Department of Plant, Soil, and Entomological Sciences, University of Idaho, P.O. Box 442339, Moscow, ID 83844, USA; e-mail: [email protected]
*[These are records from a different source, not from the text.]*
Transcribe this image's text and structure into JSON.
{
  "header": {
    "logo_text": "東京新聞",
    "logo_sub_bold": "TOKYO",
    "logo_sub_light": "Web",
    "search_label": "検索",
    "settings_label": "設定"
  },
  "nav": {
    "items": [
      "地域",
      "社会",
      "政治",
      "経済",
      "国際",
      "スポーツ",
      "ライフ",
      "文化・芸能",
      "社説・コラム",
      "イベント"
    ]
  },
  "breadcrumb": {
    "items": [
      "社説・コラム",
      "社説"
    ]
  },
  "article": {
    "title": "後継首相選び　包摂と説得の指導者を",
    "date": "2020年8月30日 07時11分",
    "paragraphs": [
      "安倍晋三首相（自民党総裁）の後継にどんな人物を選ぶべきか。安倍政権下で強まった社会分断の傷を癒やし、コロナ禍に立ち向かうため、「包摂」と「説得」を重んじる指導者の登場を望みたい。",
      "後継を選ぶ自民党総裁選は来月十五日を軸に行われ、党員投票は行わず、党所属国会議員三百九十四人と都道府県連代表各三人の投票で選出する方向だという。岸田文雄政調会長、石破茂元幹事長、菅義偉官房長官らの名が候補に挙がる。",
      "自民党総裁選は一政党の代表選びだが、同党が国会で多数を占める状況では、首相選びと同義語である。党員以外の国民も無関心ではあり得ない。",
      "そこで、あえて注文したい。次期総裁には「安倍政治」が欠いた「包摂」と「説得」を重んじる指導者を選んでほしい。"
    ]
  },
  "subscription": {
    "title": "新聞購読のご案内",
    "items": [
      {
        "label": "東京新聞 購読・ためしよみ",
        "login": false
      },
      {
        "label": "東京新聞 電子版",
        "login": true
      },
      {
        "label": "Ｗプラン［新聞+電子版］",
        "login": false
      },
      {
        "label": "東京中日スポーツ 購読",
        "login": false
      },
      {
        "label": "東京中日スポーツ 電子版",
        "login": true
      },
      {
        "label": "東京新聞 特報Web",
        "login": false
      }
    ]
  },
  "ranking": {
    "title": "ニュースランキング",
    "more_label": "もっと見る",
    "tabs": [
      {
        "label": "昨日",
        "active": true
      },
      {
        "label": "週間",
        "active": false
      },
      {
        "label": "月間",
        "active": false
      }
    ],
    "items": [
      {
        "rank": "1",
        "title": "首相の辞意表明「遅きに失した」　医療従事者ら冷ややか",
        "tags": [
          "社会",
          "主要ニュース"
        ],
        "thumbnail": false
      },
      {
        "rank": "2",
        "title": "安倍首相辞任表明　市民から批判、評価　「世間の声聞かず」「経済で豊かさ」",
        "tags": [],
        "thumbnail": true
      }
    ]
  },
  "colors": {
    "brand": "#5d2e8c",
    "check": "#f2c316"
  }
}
The current era of gene inheritance analysis began with the rediscovery in the early 1900s of Gregor Mendel’s 1866 work, Experiments in Plant Hybridization (Mendel 1866). Since then a plethora of plant inheritance studies has occurred, in some of which the trait of interest was simply inherited. In general, for a trait to be defined as simply inherited, a single gene or a tightly grouped cluster of linked genes, inherited as a unit, must be responsible. At a whole plant level, this is revealed by phenotypic segregation ratios among progeny. For any given population structure, simply inherited traits segregate among progeny at expected Mendelian segregation ratios, assuming minimal infl uence by biological or environmental variables. Simply inherited traits typically include those in which a completely dominant phenotype can be qualitatively scored. Potato has many examples of simply inherited traits.